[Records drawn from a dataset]
Segment Open
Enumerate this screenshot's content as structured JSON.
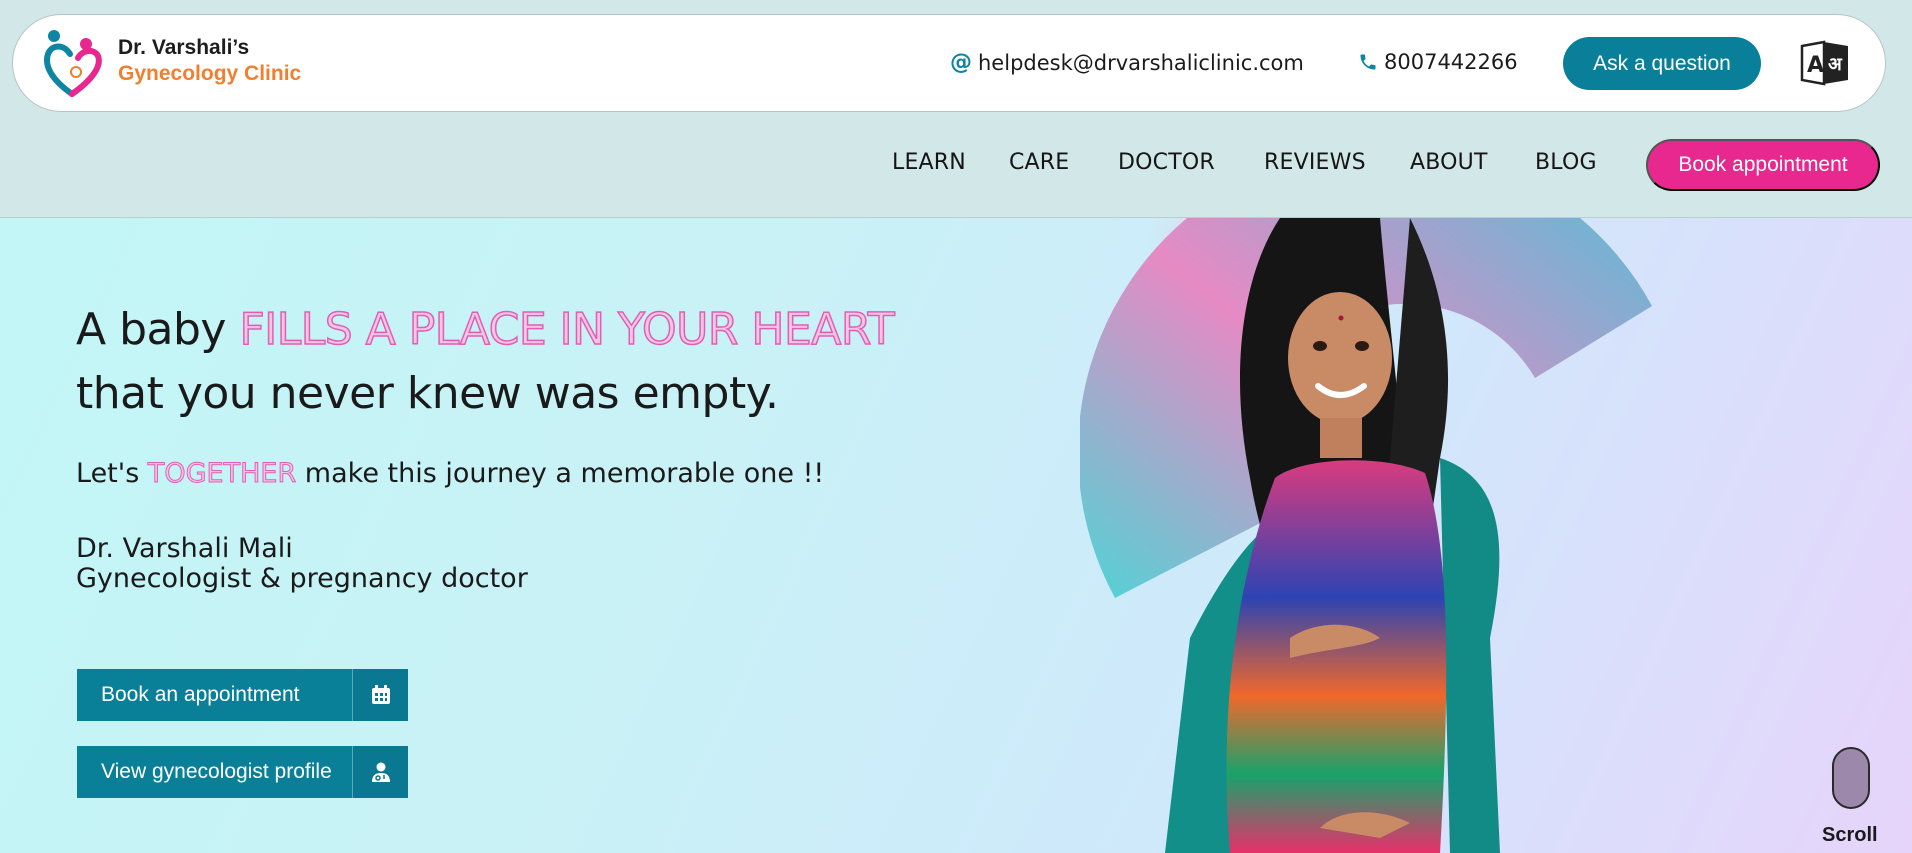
{
  "header": {
    "brand_line1": "Dr. Varshali’s",
    "brand_line2": "Gynecology Clinic",
    "email": "helpdesk@drvarshaliclinic.com",
    "phone": "8007442266",
    "ask_button": "Ask a question",
    "language_icon": "translate-icon"
  },
  "nav": {
    "items": [
      "LEARN",
      "CARE",
      "DOCTOR",
      "REVIEWS",
      "ABOUT",
      "BLOG"
    ],
    "book_button": "Book appointment"
  },
  "hero": {
    "headline_pre": "A baby",
    "headline_highlight": "FILLS A PLACE IN YOUR HEART",
    "headline_line2": "that you never knew was empty.",
    "sub_pre": "Let's",
    "sub_highlight": "TOGETHER",
    "sub_post": "make this journey a memorable one !!",
    "doctor_name": "Dr. Varshali Mali",
    "doctor_title": "Gynecologist & pregnancy doctor",
    "btn_appointment": "Book an appointment",
    "btn_profile": "View gynecologist profile",
    "scroll_label": "Scroll"
  },
  "colors": {
    "teal": "#0a7f99",
    "pink": "#e8288f",
    "orange": "#f07f2e"
  }
}
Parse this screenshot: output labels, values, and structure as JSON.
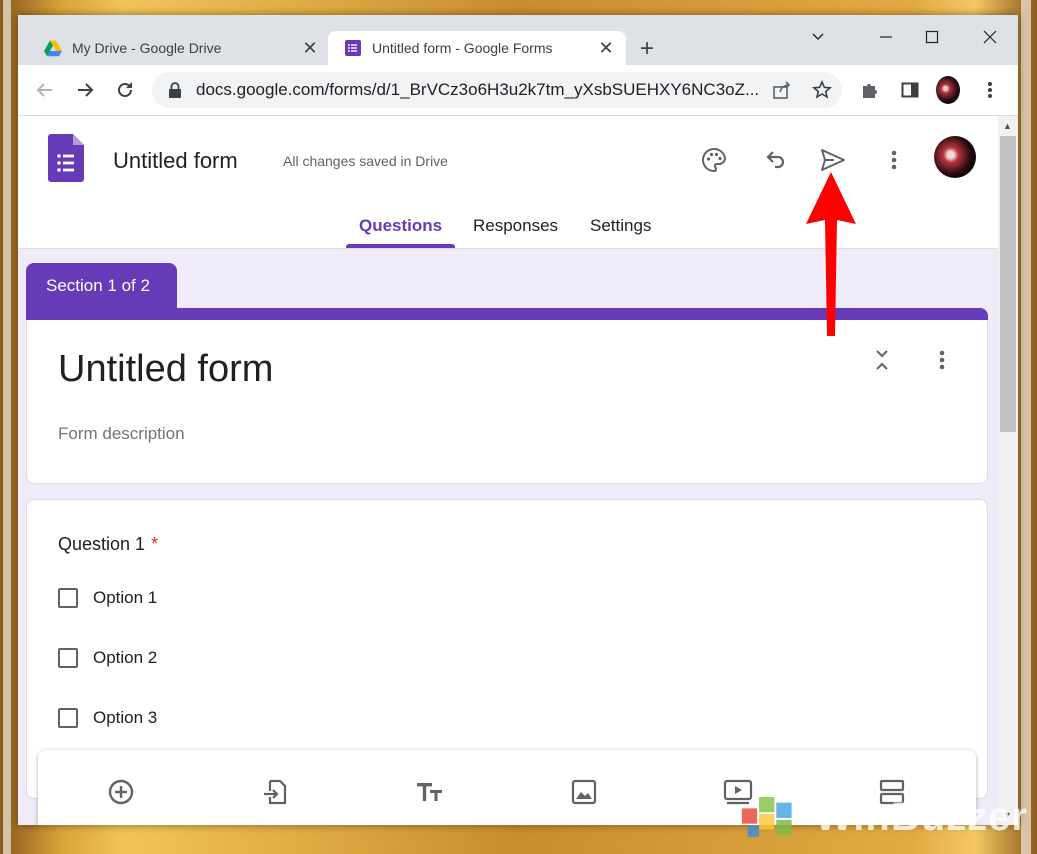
{
  "browser": {
    "tabs": [
      {
        "title": "My Drive - Google Drive",
        "active": false
      },
      {
        "title": "Untitled form - Google Forms",
        "active": true
      }
    ],
    "url_host": "docs.google.com",
    "url_path": "/forms/d/1_BrVCz3o6H3u2k7tm_yXsbSUEHXY6NC3oZ..."
  },
  "form": {
    "app_title": "Untitled form",
    "save_status": "All changes saved in Drive",
    "tabs": [
      {
        "label": "Questions",
        "active": true
      },
      {
        "label": "Responses",
        "active": false
      },
      {
        "label": "Settings",
        "active": false
      }
    ],
    "section_label": "Section 1 of 2",
    "title": "Untitled form",
    "description_placeholder": "Form description",
    "question": {
      "title": "Question 1",
      "required_mark": "*",
      "options": [
        "Option 1",
        "Option 2",
        "Option 3"
      ]
    }
  },
  "watermark": "WinBuzzer",
  "colors": {
    "accent": "#673ab7",
    "page_bg": "#f0ebf8",
    "required": "#d93025",
    "arrow": "#ff0000"
  }
}
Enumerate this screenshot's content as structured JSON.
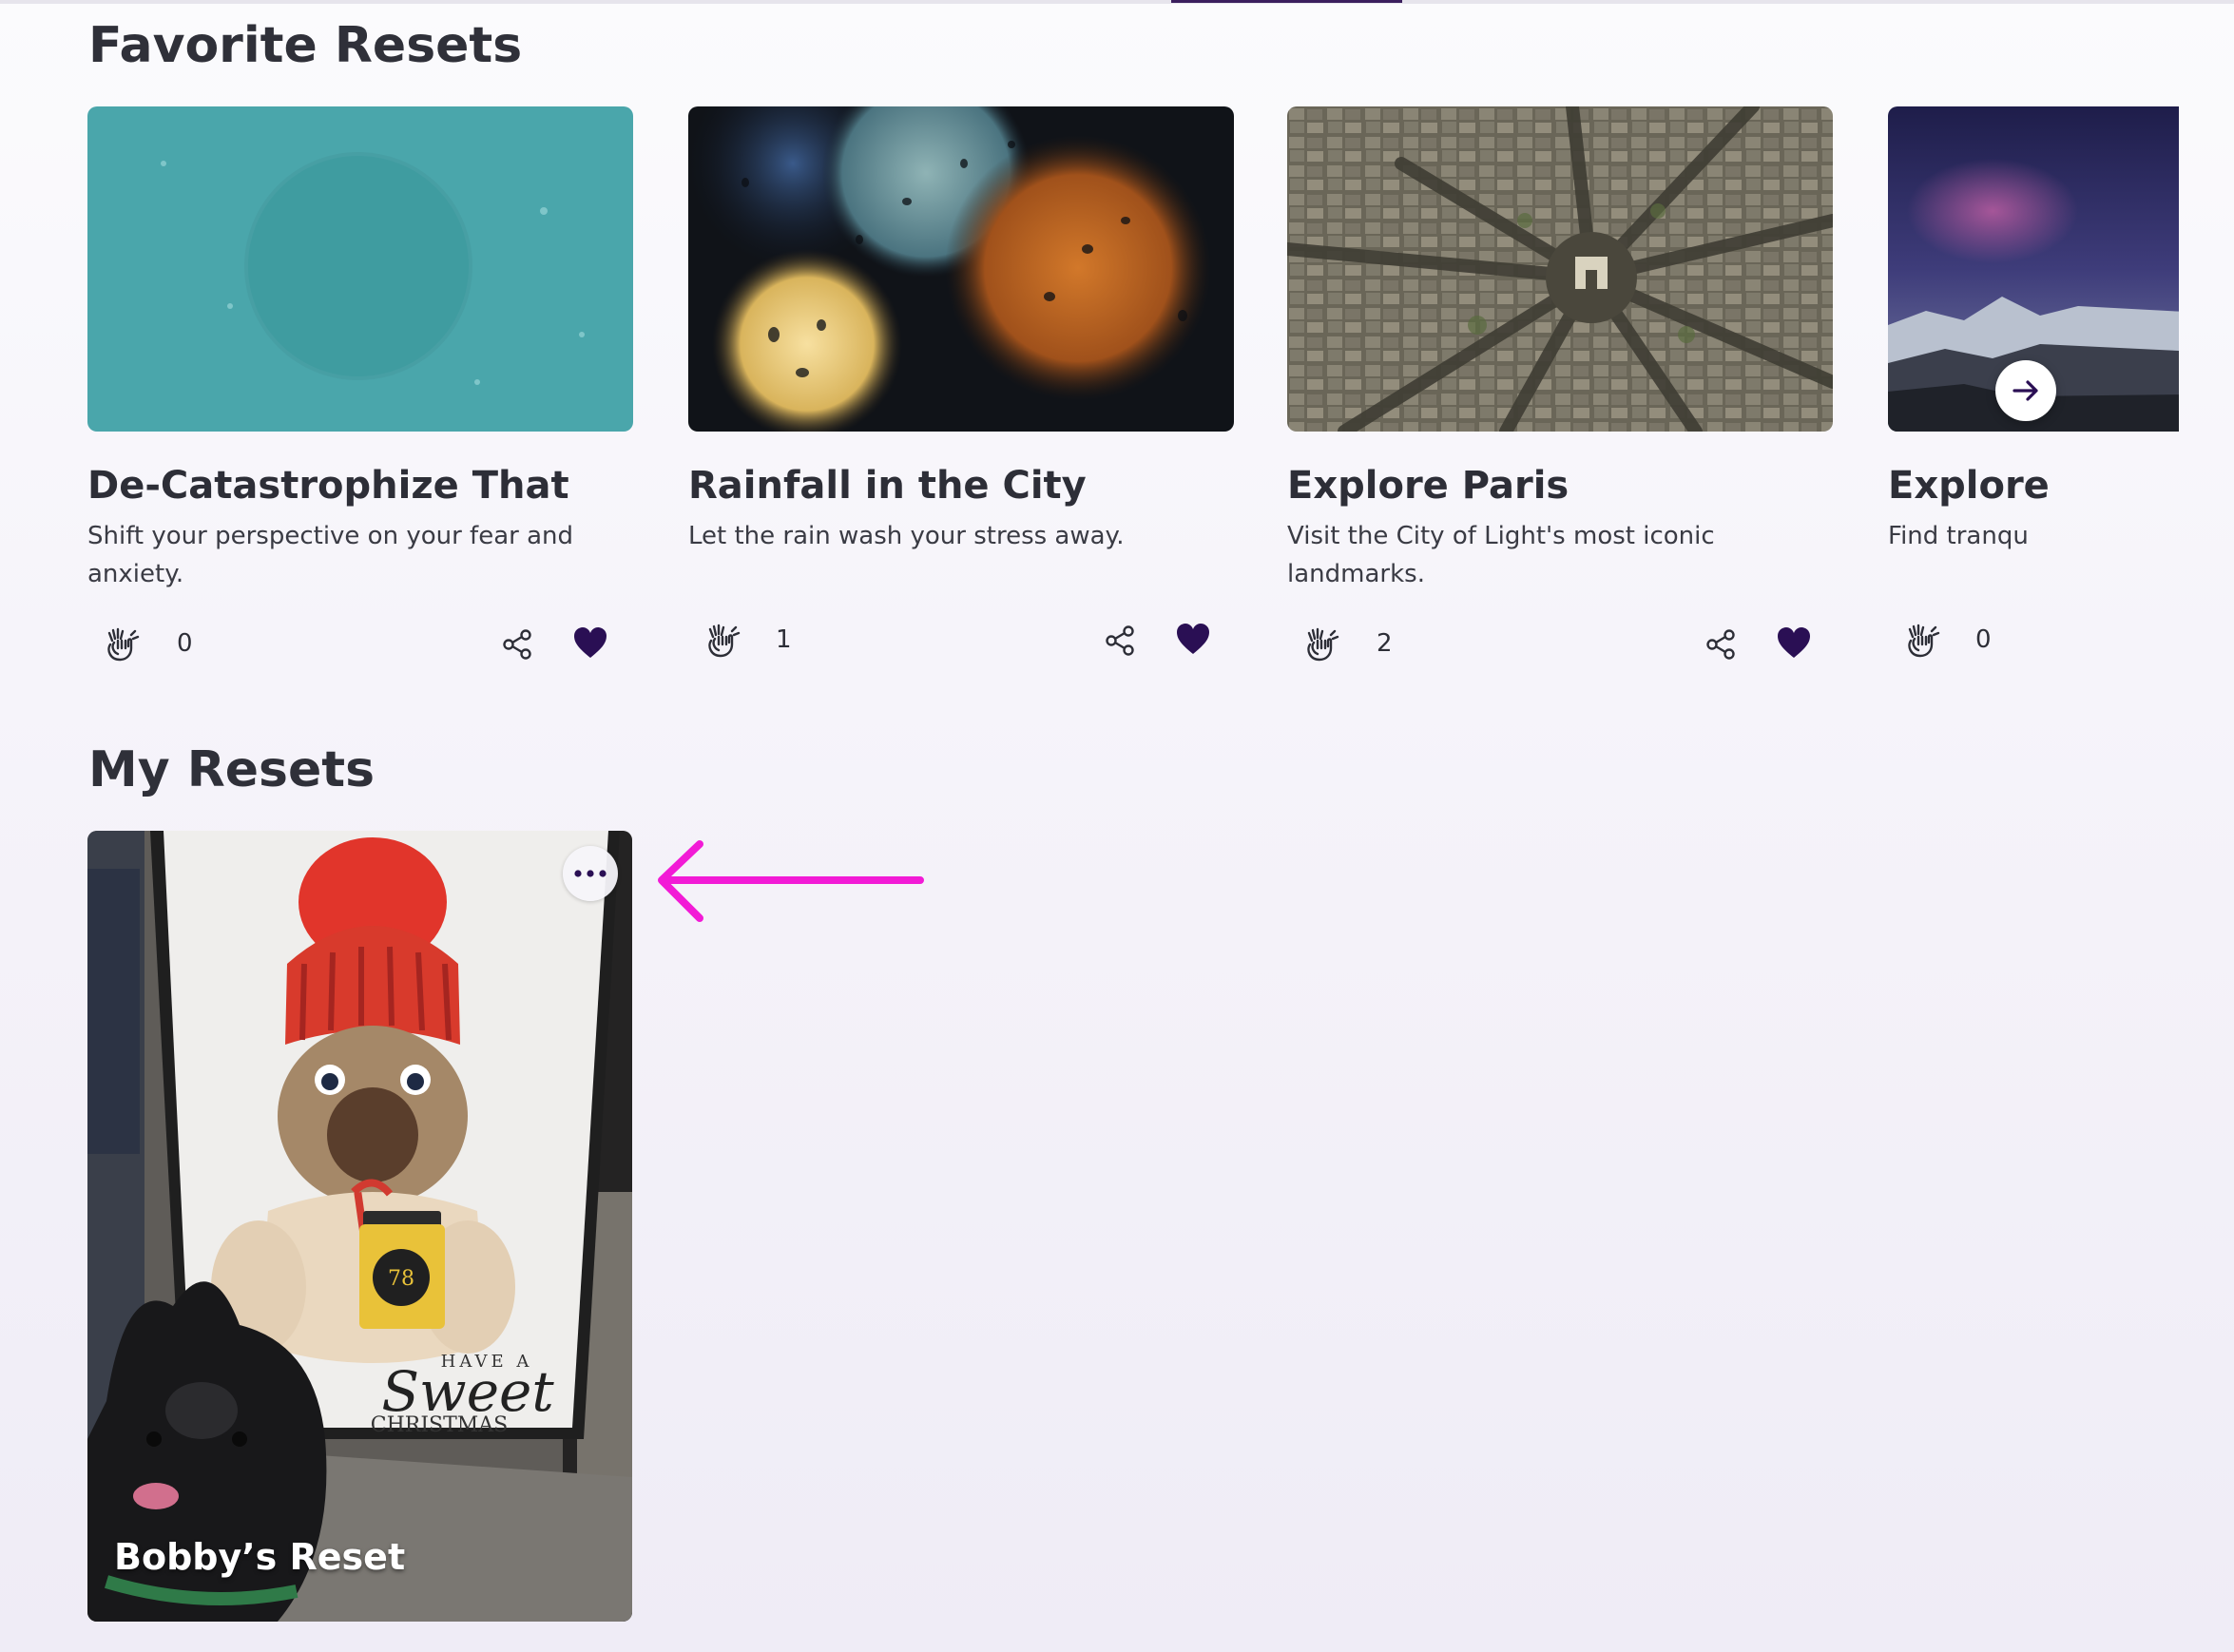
{
  "favorites": {
    "title": "Favorite Resets",
    "cards": [
      {
        "title": "De-Catastrophize That",
        "description": "Shift your perspective on your fear and anxiety.",
        "claps": "0"
      },
      {
        "title": "Rainfall in the City",
        "description": "Let the rain wash your stress away.",
        "claps": "1"
      },
      {
        "title": "Explore Paris",
        "description": "Visit the City of Light's most iconic landmarks.",
        "claps": "2"
      },
      {
        "title": "Explore",
        "description": "Find tranqu",
        "claps": "0"
      }
    ]
  },
  "my_resets": {
    "title": "My Resets",
    "cards": [
      {
        "label": "Bobby’s Reset"
      }
    ]
  },
  "icons": {
    "clap": "clap-icon",
    "share": "share-icon",
    "heart": "heart-icon",
    "next": "arrow-right-icon",
    "more": "more-dots-icon"
  },
  "colors": {
    "accent": "#2a0f54",
    "annotation": "#f21bd6",
    "teal_card": "#4aa6ab"
  }
}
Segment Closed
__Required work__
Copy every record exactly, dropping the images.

__Solved problem__
Enumerate this screenshot's content as structured JSON.
{
  "header": {
    "brand_line1": "Dr. Varshali’s",
    "brand_line2": "Gynecology Clinic",
    "email": "helpdesk@drvarshaliclinic.com",
    "phone": "8007442266",
    "ask_button": "Ask a question",
    "language_icon": "translate-icon"
  },
  "nav": {
    "items": [
      "LEARN",
      "CARE",
      "DOCTOR",
      "REVIEWS",
      "ABOUT",
      "BLOG"
    ],
    "book_button": "Book appointment"
  },
  "hero": {
    "headline_pre": "A baby",
    "headline_highlight": "FILLS A PLACE IN YOUR HEART",
    "headline_line2": "that you never knew was empty.",
    "sub_pre": "Let's",
    "sub_highlight": "TOGETHER",
    "sub_post": "make this journey a memorable one !!",
    "doctor_name": "Dr. Varshali Mali",
    "doctor_title": "Gynecologist & pregnancy doctor",
    "btn_appointment": "Book an appointment",
    "btn_profile": "View gynecologist profile",
    "scroll_label": "Scroll"
  },
  "colors": {
    "teal": "#0a7f99",
    "pink": "#e8288f",
    "orange": "#f07f2e"
  }
}
Parse this screenshot: output labels, values, and structure as JSON.
{
  "browser": {
    "tabs": [
      {
        "title": "My Drive - Google Drive",
        "active": false
      },
      {
        "title": "Untitled form - Google Forms",
        "active": true
      }
    ],
    "url_host": "docs.google.com",
    "url_path": "/forms/d/1_BrVCz3o6H3u2k7tm_yXsbSUEHXY6NC3oZ..."
  },
  "form": {
    "app_title": "Untitled form",
    "save_status": "All changes saved in Drive",
    "tabs": [
      {
        "label": "Questions",
        "active": true
      },
      {
        "label": "Responses",
        "active": false
      },
      {
        "label": "Settings",
        "active": false
      }
    ],
    "section_label": "Section 1 of 2",
    "title": "Untitled form",
    "description_placeholder": "Form description",
    "question": {
      "title": "Question 1",
      "required_mark": "*",
      "options": [
        "Option 1",
        "Option 2",
        "Option 3"
      ]
    }
  },
  "watermark": "WinBuzzer",
  "colors": {
    "accent": "#673ab7",
    "page_bg": "#f0ebf8",
    "required": "#d93025",
    "arrow": "#ff0000"
  }
}
Enumerate this screenshot's content as structured JSON.
{
  "favorites": {
    "title": "Favorite Resets",
    "cards": [
      {
        "title": "De-Catastrophize That",
        "description": "Shift your perspective on your fear and anxiety.",
        "claps": "0"
      },
      {
        "title": "Rainfall in the City",
        "description": "Let the rain wash your stress away.",
        "claps": "1"
      },
      {
        "title": "Explore Paris",
        "description": "Visit the City of Light's most iconic landmarks.",
        "claps": "2"
      },
      {
        "title": "Explore",
        "description": "Find tranqu",
        "claps": "0"
      }
    ]
  },
  "my_resets": {
    "title": "My Resets",
    "cards": [
      {
        "label": "Bobby’s Reset"
      }
    ]
  },
  "icons": {
    "clap": "clap-icon",
    "share": "share-icon",
    "heart": "heart-icon",
    "next": "arrow-right-icon",
    "more": "more-dots-icon"
  },
  "colors": {
    "accent": "#2a0f54",
    "annotation": "#f21bd6",
    "teal_card": "#4aa6ab"
  }
}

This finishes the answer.